### TASK GOAL
In the listing below, locate the lines that hold the string "immigration". Copy those lines.

[[ AVAILABLE DATA open ]]

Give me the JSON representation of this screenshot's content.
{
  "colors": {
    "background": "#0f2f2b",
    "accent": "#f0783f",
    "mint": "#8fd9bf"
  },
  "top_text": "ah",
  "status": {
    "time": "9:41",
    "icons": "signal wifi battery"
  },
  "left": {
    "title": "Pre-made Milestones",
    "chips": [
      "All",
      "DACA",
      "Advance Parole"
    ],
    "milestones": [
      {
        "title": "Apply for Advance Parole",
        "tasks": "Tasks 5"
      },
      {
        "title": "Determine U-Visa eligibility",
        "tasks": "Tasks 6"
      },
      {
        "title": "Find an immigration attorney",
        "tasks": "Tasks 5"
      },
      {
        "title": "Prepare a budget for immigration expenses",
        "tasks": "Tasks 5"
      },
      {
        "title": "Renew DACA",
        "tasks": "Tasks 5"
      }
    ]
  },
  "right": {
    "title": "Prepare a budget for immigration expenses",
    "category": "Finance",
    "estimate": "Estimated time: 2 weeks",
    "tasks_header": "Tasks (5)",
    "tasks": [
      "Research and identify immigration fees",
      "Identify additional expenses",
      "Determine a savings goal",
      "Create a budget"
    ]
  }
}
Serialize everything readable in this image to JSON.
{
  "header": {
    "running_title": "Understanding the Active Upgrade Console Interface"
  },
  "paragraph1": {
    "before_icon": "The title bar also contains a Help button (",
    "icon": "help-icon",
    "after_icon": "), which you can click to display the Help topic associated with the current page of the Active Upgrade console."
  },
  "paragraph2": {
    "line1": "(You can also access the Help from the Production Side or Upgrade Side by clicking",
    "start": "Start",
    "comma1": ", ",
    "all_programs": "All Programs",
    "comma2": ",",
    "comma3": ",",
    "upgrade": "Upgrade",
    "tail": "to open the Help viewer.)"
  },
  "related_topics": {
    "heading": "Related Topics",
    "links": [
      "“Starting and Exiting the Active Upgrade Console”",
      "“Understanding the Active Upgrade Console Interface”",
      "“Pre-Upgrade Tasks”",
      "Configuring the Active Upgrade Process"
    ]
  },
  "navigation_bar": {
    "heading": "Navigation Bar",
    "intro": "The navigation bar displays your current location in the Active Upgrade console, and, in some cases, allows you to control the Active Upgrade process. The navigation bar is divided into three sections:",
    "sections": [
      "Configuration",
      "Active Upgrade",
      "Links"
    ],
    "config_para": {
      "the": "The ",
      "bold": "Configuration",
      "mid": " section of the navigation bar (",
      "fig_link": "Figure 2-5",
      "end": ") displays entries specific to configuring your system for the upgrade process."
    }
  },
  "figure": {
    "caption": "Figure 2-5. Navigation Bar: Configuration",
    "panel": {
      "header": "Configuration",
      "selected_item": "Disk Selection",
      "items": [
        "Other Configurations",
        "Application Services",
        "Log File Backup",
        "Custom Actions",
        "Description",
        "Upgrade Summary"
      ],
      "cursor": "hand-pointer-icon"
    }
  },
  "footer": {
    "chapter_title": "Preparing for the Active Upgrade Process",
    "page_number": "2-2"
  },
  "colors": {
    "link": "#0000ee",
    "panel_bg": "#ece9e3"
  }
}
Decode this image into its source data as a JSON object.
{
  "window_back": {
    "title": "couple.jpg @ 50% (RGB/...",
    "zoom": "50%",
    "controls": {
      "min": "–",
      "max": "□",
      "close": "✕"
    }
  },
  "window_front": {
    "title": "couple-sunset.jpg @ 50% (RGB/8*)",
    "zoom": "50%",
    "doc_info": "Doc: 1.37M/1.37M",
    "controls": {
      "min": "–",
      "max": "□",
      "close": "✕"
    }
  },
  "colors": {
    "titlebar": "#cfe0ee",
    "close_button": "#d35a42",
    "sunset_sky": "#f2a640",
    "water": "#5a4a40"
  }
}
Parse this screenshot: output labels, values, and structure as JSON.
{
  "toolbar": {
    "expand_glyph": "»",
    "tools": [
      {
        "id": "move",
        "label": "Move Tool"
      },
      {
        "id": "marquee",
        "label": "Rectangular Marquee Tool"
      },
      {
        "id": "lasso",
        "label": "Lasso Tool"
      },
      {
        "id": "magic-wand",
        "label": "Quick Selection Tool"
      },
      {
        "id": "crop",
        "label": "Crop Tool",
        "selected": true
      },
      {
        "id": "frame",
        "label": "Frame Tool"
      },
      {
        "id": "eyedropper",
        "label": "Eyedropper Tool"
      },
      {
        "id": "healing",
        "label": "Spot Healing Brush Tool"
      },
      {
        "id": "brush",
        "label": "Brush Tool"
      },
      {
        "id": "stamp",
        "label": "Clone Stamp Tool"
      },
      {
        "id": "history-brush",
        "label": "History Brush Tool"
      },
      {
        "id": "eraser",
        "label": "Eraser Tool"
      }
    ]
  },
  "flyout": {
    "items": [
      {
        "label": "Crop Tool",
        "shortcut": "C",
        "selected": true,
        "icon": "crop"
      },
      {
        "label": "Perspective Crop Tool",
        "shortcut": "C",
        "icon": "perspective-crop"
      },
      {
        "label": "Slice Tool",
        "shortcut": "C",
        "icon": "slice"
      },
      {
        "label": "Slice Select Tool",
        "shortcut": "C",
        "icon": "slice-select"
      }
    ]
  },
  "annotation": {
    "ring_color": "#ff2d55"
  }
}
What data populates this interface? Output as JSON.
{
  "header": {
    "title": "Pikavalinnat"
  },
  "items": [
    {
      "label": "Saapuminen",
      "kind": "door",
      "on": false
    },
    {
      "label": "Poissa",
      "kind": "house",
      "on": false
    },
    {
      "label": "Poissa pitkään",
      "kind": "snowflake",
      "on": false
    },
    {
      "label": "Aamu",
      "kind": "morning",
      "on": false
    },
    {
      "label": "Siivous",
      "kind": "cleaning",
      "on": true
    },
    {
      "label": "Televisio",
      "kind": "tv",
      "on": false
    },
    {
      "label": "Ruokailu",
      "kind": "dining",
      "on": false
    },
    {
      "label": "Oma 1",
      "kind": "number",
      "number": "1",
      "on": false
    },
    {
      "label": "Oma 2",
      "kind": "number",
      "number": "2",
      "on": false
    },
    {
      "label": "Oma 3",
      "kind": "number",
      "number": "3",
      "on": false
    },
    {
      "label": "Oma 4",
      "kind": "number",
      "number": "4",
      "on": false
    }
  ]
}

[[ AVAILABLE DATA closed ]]

### RESPONSE
        "title": "Find an immigration attorney",
        "title": "Prepare a budget for immigration expenses",
    "title": "Prepare a budget for immigration expenses",
      "Research and identify immigration fees",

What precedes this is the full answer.